By KARO JESSE
MANY look up to their oatr siblings for guidance and mentorship, and as their role model.
Mapusaga Tanuvasa Chou-lee (Junior), 25, is one. He is the younger brother of Solicitor-General Tauvasa Tanuvasa who he looks up to as a role model.
Mapusaga is the youngest in a family of five – two brothers and two sisters. Tanuvasa is the eldest.
Dad Mapusaga Tanuvasa Chou-lee (Senior) from Samoa met their mother Amanda in the 1980s when he came to attend the University of Technology in Lae under a scholarship. Mum Amanda’s parents are from Gabagaba in Central and Baluan Island in Manus.
Both parents are accountants by profession.
While most of their family live in Samoa, the two brothers chose to live in PNG.
“My eldest brother is my role model. So I wanted to become a lawyer too because I wanted to make our parents proud. I am my father’s namesake and I have further promoted our name.”
“ My eldest brother is my role model. So I wanted to become a lawyer too because I wanted to make our parents proud. I am my father’s namesake and I have further promoted our name.”

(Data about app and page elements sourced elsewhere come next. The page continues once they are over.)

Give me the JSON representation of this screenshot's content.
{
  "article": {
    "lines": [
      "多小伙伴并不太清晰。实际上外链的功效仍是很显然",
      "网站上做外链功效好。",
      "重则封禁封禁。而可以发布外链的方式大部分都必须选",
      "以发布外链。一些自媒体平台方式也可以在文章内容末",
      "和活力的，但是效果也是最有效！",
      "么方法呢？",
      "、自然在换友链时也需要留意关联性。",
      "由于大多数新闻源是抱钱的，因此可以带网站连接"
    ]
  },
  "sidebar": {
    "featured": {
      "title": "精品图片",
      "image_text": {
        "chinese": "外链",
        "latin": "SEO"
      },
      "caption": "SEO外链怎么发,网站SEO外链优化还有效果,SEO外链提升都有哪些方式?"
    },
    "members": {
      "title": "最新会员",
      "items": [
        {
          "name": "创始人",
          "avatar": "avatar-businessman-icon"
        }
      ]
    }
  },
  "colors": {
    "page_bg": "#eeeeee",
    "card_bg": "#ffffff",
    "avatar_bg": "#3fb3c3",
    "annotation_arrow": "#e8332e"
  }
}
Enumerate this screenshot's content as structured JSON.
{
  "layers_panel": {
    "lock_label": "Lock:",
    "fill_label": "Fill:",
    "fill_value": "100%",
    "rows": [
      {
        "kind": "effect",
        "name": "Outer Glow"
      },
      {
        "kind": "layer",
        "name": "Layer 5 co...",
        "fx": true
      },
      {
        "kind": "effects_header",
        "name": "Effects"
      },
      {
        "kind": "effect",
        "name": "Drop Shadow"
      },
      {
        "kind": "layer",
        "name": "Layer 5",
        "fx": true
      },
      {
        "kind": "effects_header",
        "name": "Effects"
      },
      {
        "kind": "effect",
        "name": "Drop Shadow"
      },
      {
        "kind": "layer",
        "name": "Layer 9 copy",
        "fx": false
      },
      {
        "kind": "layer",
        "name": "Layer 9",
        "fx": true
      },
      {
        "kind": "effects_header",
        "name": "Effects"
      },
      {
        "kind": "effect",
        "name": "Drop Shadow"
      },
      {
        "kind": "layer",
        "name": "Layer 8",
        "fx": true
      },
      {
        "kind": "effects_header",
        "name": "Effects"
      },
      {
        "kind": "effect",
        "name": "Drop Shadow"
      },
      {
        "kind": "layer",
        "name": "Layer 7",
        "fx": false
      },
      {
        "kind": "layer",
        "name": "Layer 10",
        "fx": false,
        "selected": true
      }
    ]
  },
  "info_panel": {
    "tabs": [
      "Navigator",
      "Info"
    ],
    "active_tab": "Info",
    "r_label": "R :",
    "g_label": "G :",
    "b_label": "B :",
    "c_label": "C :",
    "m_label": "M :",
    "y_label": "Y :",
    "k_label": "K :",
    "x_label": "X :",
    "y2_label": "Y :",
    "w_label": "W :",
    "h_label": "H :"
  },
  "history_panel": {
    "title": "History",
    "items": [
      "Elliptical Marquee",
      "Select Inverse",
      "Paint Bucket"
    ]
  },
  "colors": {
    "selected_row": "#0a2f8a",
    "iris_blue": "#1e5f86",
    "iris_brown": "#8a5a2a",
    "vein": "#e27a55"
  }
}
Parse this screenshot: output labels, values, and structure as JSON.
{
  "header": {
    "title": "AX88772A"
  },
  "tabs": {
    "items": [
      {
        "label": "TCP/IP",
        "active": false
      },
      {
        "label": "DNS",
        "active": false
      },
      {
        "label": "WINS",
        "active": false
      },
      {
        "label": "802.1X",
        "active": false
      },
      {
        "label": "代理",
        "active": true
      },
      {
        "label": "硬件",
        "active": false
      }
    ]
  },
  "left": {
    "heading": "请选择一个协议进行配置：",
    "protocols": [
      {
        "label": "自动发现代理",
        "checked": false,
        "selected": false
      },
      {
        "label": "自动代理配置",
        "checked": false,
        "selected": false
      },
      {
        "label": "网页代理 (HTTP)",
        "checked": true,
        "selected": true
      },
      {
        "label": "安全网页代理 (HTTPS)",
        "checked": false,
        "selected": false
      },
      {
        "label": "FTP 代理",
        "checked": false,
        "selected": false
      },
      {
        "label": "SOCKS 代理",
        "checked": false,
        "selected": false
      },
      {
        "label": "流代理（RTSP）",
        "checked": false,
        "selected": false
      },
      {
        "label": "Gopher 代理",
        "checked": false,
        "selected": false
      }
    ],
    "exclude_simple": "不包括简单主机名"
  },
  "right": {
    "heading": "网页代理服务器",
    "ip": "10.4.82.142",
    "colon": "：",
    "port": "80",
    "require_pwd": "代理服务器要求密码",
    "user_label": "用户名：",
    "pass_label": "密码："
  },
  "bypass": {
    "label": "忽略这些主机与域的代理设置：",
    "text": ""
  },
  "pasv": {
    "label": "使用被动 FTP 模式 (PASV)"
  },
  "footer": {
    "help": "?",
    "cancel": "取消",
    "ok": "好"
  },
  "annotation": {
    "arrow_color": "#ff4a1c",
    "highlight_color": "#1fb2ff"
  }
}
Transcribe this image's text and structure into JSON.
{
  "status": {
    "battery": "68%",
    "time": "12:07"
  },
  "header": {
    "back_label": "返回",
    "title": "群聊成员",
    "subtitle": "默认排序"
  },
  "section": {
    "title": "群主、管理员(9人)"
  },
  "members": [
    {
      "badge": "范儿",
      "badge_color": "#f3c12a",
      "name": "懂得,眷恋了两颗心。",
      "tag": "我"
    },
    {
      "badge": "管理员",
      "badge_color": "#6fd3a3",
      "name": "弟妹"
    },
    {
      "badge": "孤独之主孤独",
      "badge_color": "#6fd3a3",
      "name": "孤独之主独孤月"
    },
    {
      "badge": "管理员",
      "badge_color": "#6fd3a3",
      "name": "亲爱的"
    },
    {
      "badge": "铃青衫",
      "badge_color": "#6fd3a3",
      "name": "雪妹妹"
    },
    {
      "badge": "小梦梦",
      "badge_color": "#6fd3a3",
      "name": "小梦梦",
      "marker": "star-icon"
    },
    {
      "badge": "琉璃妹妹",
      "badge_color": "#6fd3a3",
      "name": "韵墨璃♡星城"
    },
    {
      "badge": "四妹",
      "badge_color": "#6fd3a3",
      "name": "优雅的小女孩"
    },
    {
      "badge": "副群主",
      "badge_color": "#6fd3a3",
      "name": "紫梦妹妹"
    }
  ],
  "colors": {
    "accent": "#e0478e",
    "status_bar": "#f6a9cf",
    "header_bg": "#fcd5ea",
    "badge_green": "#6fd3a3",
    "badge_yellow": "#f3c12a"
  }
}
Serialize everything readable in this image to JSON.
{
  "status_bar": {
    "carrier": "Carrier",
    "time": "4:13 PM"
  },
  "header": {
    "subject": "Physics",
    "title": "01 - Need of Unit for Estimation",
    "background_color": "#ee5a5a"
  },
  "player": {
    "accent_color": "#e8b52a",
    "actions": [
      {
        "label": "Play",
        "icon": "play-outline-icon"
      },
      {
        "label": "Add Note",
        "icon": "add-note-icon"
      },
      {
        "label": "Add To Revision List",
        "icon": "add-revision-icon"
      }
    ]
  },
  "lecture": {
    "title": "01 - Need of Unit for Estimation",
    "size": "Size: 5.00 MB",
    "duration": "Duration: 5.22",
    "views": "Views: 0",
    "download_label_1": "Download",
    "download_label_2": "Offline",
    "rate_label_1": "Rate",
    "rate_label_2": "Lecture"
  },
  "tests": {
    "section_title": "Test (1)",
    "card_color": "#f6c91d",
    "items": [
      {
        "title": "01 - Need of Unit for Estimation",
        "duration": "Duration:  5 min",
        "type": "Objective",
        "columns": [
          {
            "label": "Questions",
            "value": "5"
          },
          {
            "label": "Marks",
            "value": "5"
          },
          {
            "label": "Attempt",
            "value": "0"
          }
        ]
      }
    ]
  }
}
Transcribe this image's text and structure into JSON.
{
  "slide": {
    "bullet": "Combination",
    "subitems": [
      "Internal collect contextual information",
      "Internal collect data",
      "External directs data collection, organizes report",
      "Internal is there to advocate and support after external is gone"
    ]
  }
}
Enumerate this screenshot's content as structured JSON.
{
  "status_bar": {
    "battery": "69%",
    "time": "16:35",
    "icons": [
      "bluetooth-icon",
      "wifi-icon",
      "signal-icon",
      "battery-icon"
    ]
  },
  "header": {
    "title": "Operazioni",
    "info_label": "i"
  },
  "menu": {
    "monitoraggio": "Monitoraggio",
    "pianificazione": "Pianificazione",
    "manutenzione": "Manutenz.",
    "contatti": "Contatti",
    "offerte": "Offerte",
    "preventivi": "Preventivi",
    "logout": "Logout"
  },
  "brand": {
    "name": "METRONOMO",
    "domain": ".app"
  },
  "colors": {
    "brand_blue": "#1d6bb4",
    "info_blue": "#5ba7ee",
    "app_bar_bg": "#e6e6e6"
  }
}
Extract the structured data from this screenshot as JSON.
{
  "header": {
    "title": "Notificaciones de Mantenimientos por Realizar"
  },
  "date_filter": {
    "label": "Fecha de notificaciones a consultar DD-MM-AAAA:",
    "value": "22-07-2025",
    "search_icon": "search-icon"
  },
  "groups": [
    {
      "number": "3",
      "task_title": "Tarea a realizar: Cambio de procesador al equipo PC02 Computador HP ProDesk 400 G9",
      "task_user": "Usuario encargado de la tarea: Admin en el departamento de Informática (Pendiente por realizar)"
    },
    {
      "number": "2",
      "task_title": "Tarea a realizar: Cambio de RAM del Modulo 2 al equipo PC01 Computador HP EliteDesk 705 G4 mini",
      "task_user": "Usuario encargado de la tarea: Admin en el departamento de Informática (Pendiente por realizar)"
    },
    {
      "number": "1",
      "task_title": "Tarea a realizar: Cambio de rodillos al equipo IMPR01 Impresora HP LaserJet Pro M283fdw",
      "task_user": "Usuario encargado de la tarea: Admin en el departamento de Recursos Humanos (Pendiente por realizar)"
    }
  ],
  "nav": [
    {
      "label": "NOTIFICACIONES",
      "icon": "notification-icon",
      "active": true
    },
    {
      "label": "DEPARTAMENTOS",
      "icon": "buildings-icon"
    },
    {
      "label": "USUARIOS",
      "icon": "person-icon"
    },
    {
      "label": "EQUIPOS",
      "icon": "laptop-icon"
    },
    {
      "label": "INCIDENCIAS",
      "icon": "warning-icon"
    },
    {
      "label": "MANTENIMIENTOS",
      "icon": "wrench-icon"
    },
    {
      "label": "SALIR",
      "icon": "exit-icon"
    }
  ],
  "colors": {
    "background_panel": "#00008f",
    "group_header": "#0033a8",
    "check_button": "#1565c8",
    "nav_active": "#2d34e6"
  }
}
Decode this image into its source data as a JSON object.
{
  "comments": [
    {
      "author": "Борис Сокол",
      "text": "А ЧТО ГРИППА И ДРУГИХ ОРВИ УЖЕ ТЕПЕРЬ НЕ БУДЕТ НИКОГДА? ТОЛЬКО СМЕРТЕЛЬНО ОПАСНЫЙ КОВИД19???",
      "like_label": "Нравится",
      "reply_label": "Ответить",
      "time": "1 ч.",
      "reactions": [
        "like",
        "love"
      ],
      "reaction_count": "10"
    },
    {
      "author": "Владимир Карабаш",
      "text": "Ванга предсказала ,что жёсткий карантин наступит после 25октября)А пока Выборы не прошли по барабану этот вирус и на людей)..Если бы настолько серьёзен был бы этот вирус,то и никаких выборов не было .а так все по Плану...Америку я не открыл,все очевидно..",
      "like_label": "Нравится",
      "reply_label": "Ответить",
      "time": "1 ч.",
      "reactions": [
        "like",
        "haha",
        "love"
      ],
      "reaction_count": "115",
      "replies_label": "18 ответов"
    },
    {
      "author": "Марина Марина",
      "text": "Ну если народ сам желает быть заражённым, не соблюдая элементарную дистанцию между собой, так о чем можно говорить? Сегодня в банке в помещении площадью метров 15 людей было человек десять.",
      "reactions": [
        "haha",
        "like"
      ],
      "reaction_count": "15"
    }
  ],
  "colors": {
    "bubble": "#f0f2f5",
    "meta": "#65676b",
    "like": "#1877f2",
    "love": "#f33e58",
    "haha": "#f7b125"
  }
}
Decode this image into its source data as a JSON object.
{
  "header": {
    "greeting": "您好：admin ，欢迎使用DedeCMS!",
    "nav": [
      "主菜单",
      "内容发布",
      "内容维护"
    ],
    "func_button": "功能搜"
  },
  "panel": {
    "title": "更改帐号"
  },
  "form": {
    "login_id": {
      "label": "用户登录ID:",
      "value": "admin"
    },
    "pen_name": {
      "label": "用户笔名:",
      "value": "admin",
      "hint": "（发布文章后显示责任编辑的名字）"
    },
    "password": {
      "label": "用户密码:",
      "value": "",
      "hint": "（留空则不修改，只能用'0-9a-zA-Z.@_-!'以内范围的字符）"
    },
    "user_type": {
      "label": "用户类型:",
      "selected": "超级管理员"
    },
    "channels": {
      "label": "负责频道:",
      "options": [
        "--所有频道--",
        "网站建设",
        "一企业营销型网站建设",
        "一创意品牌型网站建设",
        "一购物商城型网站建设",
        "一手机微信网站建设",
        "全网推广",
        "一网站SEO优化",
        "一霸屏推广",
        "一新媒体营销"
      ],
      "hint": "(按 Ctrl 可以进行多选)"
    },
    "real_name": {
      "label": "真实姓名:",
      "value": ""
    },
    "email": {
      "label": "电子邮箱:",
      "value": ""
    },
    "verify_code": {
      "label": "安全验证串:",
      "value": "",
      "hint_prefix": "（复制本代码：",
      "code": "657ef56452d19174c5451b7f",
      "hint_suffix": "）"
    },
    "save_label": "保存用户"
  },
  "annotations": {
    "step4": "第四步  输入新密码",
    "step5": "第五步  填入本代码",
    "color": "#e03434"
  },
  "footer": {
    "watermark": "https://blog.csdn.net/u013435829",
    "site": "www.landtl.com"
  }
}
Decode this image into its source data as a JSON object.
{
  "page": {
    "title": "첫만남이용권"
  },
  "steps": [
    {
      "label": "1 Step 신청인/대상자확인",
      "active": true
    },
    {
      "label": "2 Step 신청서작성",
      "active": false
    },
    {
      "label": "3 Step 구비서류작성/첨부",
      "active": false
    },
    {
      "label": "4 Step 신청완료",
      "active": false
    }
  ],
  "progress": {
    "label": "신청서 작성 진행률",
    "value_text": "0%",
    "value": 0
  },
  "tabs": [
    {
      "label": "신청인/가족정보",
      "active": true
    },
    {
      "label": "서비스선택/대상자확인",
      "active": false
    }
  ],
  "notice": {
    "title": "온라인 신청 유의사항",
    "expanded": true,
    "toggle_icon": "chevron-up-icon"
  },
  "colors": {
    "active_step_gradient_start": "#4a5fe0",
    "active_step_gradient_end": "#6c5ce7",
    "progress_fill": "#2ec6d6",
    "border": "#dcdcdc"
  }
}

Manupasa attributed his success so far to hard work and determination. He managed to overcome the challenges he faced while studying at the University of PNG law school and the Legal Training Institute.
“It’s all about hard work and determination. The ability to sleep two or three hours a day for five days a week and knowing what to sacrifice and what to let go was key to getting admitted.”
Mapusaga attended primary and secondary school in Samoa. In 2013, he attained a Foundation Certificate in Science at the National University of Samoa.
He enrolled at the UPNG law school in 2016 and graduated last year.
He remembers starting at law school with no public speaking skill, but managed to grab one of the three advocacy prizes at the institute: the civil advocacy award.
Big bro Tauvasa was proud to see his youngest brother qualify as a lawyer. And his advice to Mapusaga and other young lawyers is to take time to develop their professional competencies first.
“Do not rush, thinking of making lots of money and being famous quickly.
“Speed has its risks. Be humble and protect your integrity and credibility at all times. Also, learn as much as you can from senior lawyers and mentors.
“Lawyers are seen as leaders and you must not abuse this privilege. You must first of all know your identity and place in society and respect that. And do not take advantage of your profession or defraud others.”
He has a Master’s in Law degree from the Australian National University specialising in Government and Commercial Law.
Tauvasa and all his siblings were born in PNG but he is the only one who has lived here all his life.
Mapusaga plans to be a State litigator then later become a lecturer at the UPNG law school.
“My father and mother would always say: Shoot to the moon and if you miss, then you will land among the stars. I have always believed that it means if one seeks perfection but falls short, one will at least acquire excellence as a result.”
Great advice indeed.